● Aim of the exercise: Quote the entries that follow exactly, leaving none out.

● Task inputs:
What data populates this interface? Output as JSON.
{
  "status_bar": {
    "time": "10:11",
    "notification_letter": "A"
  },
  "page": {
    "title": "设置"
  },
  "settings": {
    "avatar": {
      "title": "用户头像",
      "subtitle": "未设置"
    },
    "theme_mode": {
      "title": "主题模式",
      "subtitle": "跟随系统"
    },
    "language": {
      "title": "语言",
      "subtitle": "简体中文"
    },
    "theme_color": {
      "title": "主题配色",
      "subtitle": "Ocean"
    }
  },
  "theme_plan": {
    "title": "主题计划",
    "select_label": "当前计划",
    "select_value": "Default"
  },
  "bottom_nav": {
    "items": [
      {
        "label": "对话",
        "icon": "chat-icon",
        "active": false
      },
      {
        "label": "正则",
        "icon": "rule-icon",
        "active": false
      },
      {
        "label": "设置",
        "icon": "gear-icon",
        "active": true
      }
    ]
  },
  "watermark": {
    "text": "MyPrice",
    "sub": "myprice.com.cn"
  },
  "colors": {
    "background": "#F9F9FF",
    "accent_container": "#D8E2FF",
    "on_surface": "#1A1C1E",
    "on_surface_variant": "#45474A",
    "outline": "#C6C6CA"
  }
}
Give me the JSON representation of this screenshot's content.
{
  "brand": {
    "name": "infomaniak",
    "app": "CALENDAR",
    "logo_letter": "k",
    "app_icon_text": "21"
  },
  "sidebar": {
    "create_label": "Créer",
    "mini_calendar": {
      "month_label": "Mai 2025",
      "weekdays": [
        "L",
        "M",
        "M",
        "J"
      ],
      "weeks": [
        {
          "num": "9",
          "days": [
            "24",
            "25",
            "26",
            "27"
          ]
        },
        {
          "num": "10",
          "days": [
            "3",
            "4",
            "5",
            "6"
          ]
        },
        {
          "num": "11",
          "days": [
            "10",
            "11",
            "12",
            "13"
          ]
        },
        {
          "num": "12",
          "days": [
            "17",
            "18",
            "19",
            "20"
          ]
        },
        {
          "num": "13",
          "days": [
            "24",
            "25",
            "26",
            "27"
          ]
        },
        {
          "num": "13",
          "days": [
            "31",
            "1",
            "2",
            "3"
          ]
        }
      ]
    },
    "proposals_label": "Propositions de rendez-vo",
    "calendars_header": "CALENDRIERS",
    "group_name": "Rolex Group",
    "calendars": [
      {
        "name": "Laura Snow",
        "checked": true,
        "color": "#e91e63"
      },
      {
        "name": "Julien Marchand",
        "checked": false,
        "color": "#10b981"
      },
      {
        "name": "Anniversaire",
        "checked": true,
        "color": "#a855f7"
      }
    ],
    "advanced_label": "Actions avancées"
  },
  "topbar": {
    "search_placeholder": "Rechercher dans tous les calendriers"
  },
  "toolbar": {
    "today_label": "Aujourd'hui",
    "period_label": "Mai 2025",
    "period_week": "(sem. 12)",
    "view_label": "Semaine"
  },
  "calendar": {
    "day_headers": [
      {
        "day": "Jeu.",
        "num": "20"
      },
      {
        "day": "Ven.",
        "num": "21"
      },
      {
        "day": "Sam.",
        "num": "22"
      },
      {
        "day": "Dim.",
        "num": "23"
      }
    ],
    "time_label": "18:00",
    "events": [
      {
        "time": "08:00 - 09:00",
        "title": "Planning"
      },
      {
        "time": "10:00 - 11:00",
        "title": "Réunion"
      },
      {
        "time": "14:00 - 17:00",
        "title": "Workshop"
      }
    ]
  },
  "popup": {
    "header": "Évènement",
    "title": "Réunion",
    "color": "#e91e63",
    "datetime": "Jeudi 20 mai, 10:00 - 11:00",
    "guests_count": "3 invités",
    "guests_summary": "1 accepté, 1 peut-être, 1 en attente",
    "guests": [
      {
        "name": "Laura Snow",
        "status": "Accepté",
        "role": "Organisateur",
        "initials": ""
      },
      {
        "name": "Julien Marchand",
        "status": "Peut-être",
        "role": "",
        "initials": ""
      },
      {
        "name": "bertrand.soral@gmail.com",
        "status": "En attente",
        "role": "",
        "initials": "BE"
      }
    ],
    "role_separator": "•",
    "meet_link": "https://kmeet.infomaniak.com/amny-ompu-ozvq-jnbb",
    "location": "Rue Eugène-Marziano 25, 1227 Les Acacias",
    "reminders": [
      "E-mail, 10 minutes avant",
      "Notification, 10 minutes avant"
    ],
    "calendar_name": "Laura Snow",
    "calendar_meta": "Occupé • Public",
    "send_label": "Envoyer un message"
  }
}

● Result:
What data populates this interface? Output as JSON.
{
  "status_bar": {
    "time": "10:11",
    "notification_letter": "A"
  },
  "page": {
    "title": "设置"
  },
  "settings": {
    "avatar": {
      "title": "用户头像",
      "subtitle": "未设置"
    },
    "theme_mode": {
      "title": "主题模式",
      "subtitle": "跟随系统"
    },
    "language": {
      "title": "语言",
      "subtitle": "简体中文"
    },
    "theme_color": {
      "title": "主题配色",
      "subtitle": "Ocean"
    }
  },
  "theme_plan": {
    "title": "主题计划",
    "select_label": "当前计划",
    "select_value": "Default"
  },
  "bottom_nav": {
    "items": [
      {
        "label": "对话",
        "icon": "chat-icon",
        "active": false
      },
      {
        "label": "正则",
        "icon": "rule-icon",
        "active": false
      },
      {
        "label": "设置",
        "icon": "gear-icon",
        "active": true
      }
    ]
  },
  "watermark": {
    "text": "MyPrice",
    "sub": "myprice.com.cn"
  },
  "colors": {
    "background": "#F9F9FF",
    "accent_container": "#D8E2FF",
    "on_surface": "#1A1C1E",
    "on_surface_variant": "#45474A",
    "outline": "#C6C6CA"
  }
}
Give me the JSON representation of this screenshot's content.
{
  "brand": {
    "name": "infomaniak",
    "app": "CALENDAR",
    "logo_letter": "k",
    "app_icon_text": "21"
  },
  "sidebar": {
    "create_label": "Créer",
    "mini_calendar": {
      "month_label": "Mai 2025",
      "weekdays": [
        "L",
        "M",
        "M",
        "J"
      ],
      "weeks": [
        {
          "num": "9",
          "days": [
            "24",
            "25",
            "26",
            "27"
          ]
        },
        {
          "num": "10",
          "days": [
            "3",
            "4",
            "5",
            "6"
          ]
        },
        {
          "num": "11",
          "days": [
            "10",
            "11",
            "12",
            "13"
          ]
        },
        {
          "num": "12",
          "days": [
            "17",
            "18",
            "19",
            "20"
          ]
        },
        {
          "num": "13",
          "days": [
            "24",
            "25",
            "26",
            "27"
          ]
        },
        {
          "num": "13",
          "days": [
            "31",
            "1",
            "2",
            "3"
          ]
        }
      ]
    },
    "proposals_label": "Propositions de rendez-vo",
    "calendars_header": "CALENDRIERS",
    "group_name": "Rolex Group",
    "calendars": [
      {
        "name": "Laura Snow",
        "checked": true,
        "color": "#e91e63"
      },
      {
        "name": "Julien Marchand",
        "checked": false,
        "color": "#10b981"
      },
      {
        "name": "Anniversaire",
        "checked": true,
        "color": "#a855f7"
      }
    ],
    "advanced_label": "Actions avancées"
  },
  "topbar": {
    "search_placeholder": "Rechercher dans tous les calendriers"
  },
  "toolbar": {
    "today_label": "Aujourd'hui",
    "period_label": "Mai 2025",
    "period_week": "(sem. 12)",
    "view_label": "Semaine"
  },
  "calendar": {
    "day_headers": [
      {
        "day": "Jeu.",
        "num": "20"
      },
      {
        "day": "Ven.",
        "num": "21"
      },
      {
        "day": "Sam.",
        "num": "22"
      },
      {
        "day": "Dim.",
        "num": "23"
      }
    ],
    "time_label": "18:00",
    "events": [
      {
        "time": "08:00 - 09:00",
        "title": "Planning"
      },
      {
        "time": "10:00 - 11:00",
        "title": "Réunion"
      },
      {
        "time": "14:00 - 17:00",
        "title": "Workshop"
      }
    ]
  },
  "popup": {
    "header": "Évènement",
    "title": "Réunion",
    "color": "#e91e63",
    "datetime": "Jeudi 20 mai, 10:00 - 11:00",
    "guests_count": "3 invités",
    "guests_summary": "1 accepté, 1 peut-être, 1 en attente",
    "guests": [
      {
        "name": "Laura Snow",
        "status": "Accepté",
        "role": "Organisateur",
        "initials": ""
      },
      {
        "name": "Julien Marchand",
        "status": "Peut-être",
        "role": "",
        "initials": ""
      },
      {
        "name": "bertrand.soral@gmail.com",
        "status": "En attente",
        "role": "",
        "initials": "BE"
      }
    ],
    "role_separator": "•",
    "meet_link": "https://kmeet.infomaniak.com/amny-ompu-ozvq-jnbb",
    "location": "Rue Eugène-Marziano 25, 1227 Les Acacias",
    "reminders": [
      "E-mail, 10 minutes avant",
      "Notification, 10 minutes avant"
    ],
    "calendar_name": "Laura Snow",
    "calendar_meta": "Occupé • Public",
    "send_label": "Envoyer un message"
  }
}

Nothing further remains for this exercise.